If there's a manhole (also known as a drain inspection chamber) in an area you're paving, you can disguise it by creating a recessed cover for it. Or if your finished paving is higher than the original ground level, you might have to raise the existing manhole cover.
A recessed manhole cover is an open tray that disguises a manhole in a line of paving. The paving is laid right up to the rim of the cover, then more is added in the tray on a bed of mortar, which keeps the paving pattern. You could also choose to fill a manhole cover with gravel, or buy one in which you can lay turf. And if you need to inspect the drain, you can lift the tray out using special manhole keys.
Top tip - Skeleton manhole
If you're making a concrete path or drive, use a skeleton type of manhole cover. You install it in the same way as a recessed cover, but the tray is filled with concrete that's reinforced by a metal grid.
Bed the manhole cover on concrete, making sure that the lip is 2mm to 3mm below the level of the finished paved surface. Smooth the concrete around the edges with a trowel, taking care to leave enough room for the depth of the paving and its mortar bed.

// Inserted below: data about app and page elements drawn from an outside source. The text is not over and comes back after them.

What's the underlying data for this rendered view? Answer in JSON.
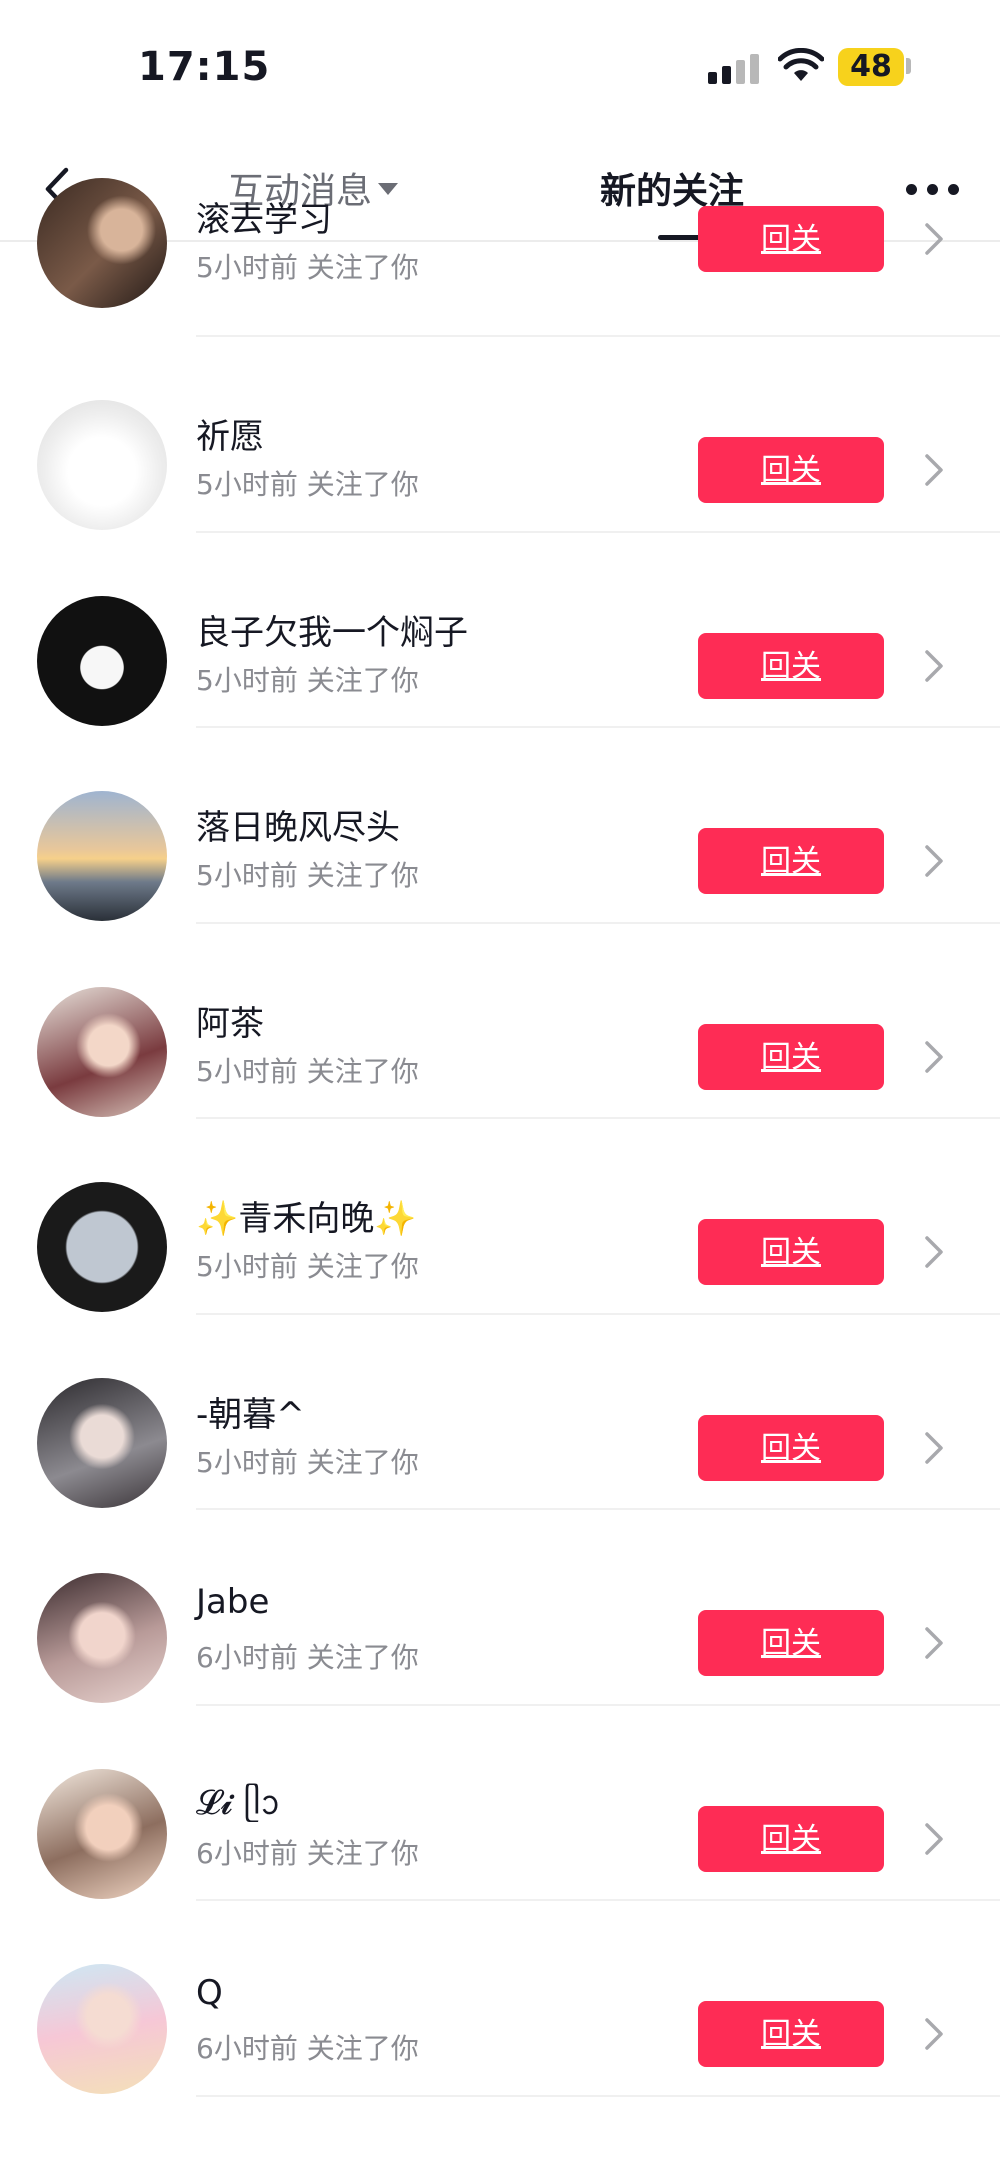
{
  "status_bar": {
    "time": "17:15",
    "battery": "48"
  },
  "nav": {
    "tab_interact": "互动消息",
    "tab_follow": "新的关注"
  },
  "follow_back_label": "回关",
  "followers": [
    {
      "name": "滚去学习",
      "meta": "5小时前 关注了你",
      "button": "回关"
    },
    {
      "name": "祈愿",
      "meta": "5小时前 关注了你",
      "button": "回关"
    },
    {
      "name": "良子欠我一个焖子",
      "meta": "5小时前 关注了你",
      "button": "回关"
    },
    {
      "name": "落日晚风尽头",
      "meta": "5小时前 关注了你",
      "button": "回关"
    },
    {
      "name": "阿茶",
      "meta": "5小时前 关注了你",
      "button": "回关"
    },
    {
      "name": "✨青禾向晚✨",
      "meta": "5小时前 关注了你",
      "button": "回关"
    },
    {
      "name": "-朝暮^",
      "meta": "5小时前 关注了你",
      "button": "回关"
    },
    {
      "name": "Jabe",
      "meta": "6小时前 关注了你",
      "button": "回关"
    },
    {
      "name": "𝓛𝓲 ᥫᩣ",
      "meta": "6小时前 关注了你",
      "button": "回关"
    },
    {
      "name": "Q",
      "meta": "6小时前 关注了你",
      "button": "回关"
    }
  ],
  "colors": {
    "accent": "#fe2c55",
    "text": "#161823",
    "subtext": "#8a8b91"
  },
  "icons": [
    "back-arrow-icon",
    "caret-down-icon",
    "more-icon",
    "chevron-right-icon",
    "signal-icon",
    "wifi-icon",
    "battery-icon"
  ]
}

Lay the paving right up to the cover, so you keep your pattern.
Lift out the tray and cut the paving to fit inside it. Then remove the paving, spread a bed of mortar over the whole of the tray and set the paving in the mortar. Cover the keyholes with masking tape while you fill in the paving joints.
If you've built a new patio or drive, the surface will often be higher than the previous ground level. That means you'll need to raise the cover of any manholes to the same level.
Start by lifting off the manhole cover and laying a polythene sheet or plastic bag in the bottom, so debris doesn't clog the drain up. Then chip the old mortar away from the edge of the manhole frame with a club hammer and a sharp chisel. Take care not to hit the frame - if it's old it might be made of cast-iron, which can crack easily. Lift the frame off and clean away any mortar that's covering the top surface of the brick walls of the manhole.
Build up the manhole with engineering bricks bedded in mortar, made with three parts soft sand to one part cement. If you want to raise the height less than the depth of one brick, use brick slips (which are narrow sections of brick that you've cut to size).
Spread more mortar onto the new bricks, then place the frame on top and tap it into position using a timber off-cut and club hammer. Then check with a spirit level to make sure it's level across its length and width.
If you're gravelling the area, slope the mortar around the frame to direct rainwater away. If you're laying slabs or blocks, then cut the mortar in line with the bricks so you can pave right up to the frame. After this, remove the polythene and any debris from the bottom of the manhole. You'll need to cover the frame with a board weighted down with bricks while the mortar dries.